Gorgeous visuals, glitz galore—the sets in Crazy Rich Asians look so impossibly lavish and grand that you wonder what team of artists created them. But the locations are real. For at least some percentage of Singapore’s population (we’re never given a clue as to what percentage that might be) their lives feel like a super expensive episode of Sex in the City.
Crazy Rich Asians is as much an environment as it is a romantic comedy. I believe that if the film was presented in a language you do not speak, it would be just as enjoyable. The movie takes you away, and much of the trip is a pleasurable experience, with dazzling visuals, a bright score coupled with insanely catchy pop tunes, and a charismatic cast.
This film has generally gotten very good reviews and batshit crazy word of mouth. But this modern take on Chinese Cinderella is built on cliches. Billionaire Prince Charming (Henry Golding) and the American dynamo who enchants him (Constance Wu) are surrounded by standard issue sitcom characters flinging one-liners in all directions like confetti at a mega soiree.

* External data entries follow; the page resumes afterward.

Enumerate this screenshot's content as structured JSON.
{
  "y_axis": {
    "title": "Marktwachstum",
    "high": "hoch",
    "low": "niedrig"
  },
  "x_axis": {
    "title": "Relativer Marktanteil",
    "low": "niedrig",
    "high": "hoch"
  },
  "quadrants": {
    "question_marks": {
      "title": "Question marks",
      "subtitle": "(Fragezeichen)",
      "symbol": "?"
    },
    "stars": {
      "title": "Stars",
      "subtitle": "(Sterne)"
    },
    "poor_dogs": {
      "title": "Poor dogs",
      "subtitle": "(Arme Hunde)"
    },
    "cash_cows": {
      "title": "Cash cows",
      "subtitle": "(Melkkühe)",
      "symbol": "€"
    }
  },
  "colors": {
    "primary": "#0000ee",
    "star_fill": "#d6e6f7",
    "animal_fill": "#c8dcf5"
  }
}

The bubbly girls and arrogant boys—gaggles of both sexes—look like products of a Ken and Barbie figurine factory. We have the stock vengeful, vile, villainous, jilted lover. There’s the lone Anglo character; a nasty pompous authority figure who considers himself a sophisticate, before he’s unceremoniously put in his place. We get a wacky aunt with Auntie Mame antics and plenty of bite when she feels challenged. Is there a noble, good-humored salt-of-the-earth mother? Of course there is. How about a snarky, conniving bitch goddess mother? You betcha.
The issue is that it’s not just the characters that are cliches, but also the way they’re utilized. They’re dropped in at the perfect points to maximize the reactions from the lonely hearts the filmmakers surely knew would make up the vast majority of their audience.
Is the story starting to get a little sad? Cue one of the characters played by comedians Ken Jeong or Awkwafina. We know those actors are funny. We love them. So this scene must be hysterical. Female parts beginning to feel a bit wishy-washy? How ‘bout an out-of-nowhere verbal beatdown the supermodel gives her philandering, but not altogether unsympathetic— their earlier argument about personal values is a movie highlight—ex-Marine husband? Oh No She Dit-unt! Steely Cinderella turning into a victim? Can we get an eloquent soliloquy on the nobility of the working class to convince the irrational mother to abandon 5,000 years of her heritage for the sake of a fairy-tale ending? Done! You Go Girl!
Mind you there’s a reason cliches become cliches—they generally work. For instance, consider Hoosiers (yes, I’m actually going to compare Hoosiers and Crazy Rich Asians). The classic about basketball, character, and redemption is made from dollops of trite dialogue, imagery and situations. But the spot-on cast, along with artists in front and behind the cameras, are so talented and dedicated to the project that they create a film that transcends its humble beginnings.
But I can’t help but think that the long list of cliches in Crazy Rich Asians have been justified with “But isn’t it great that the entire cast and production crew are Asians?”
If Prince Charming and Cinderella were white and the setting was San Francisco would this movie have even been made, yet again? If the patrician mother had been a Jewish matriarch determined to sabotage the relationship between her baby and the shiksa would critics be rolling their eyes? If the crazy uncle had been Greek would audiences be saying “Oh yeah, I remember him from . . . ?” Couldn’t even one of the characterizations have turned out to be a surprise rather than just exactly what we’re expecting?
Okay. I just spent 500 words trashing this film and it’s really not as bad as all that. Go back to the beginning of this essay. Crazy Rich Asians is as much an environment as it is a romantic comedy. The setting is absolutely gorgeous and a world we’ve not seen before. The characters are indisputably charismatic. The soundtrack, a rollicking combination of Chinese pop-songs and American standards sung in Chinese, is great fun.
I just wish the filmmakers had invested as much imagination in the storyline as they did in the production. There are more creative uses for postcards than sitting them in a postcard rack.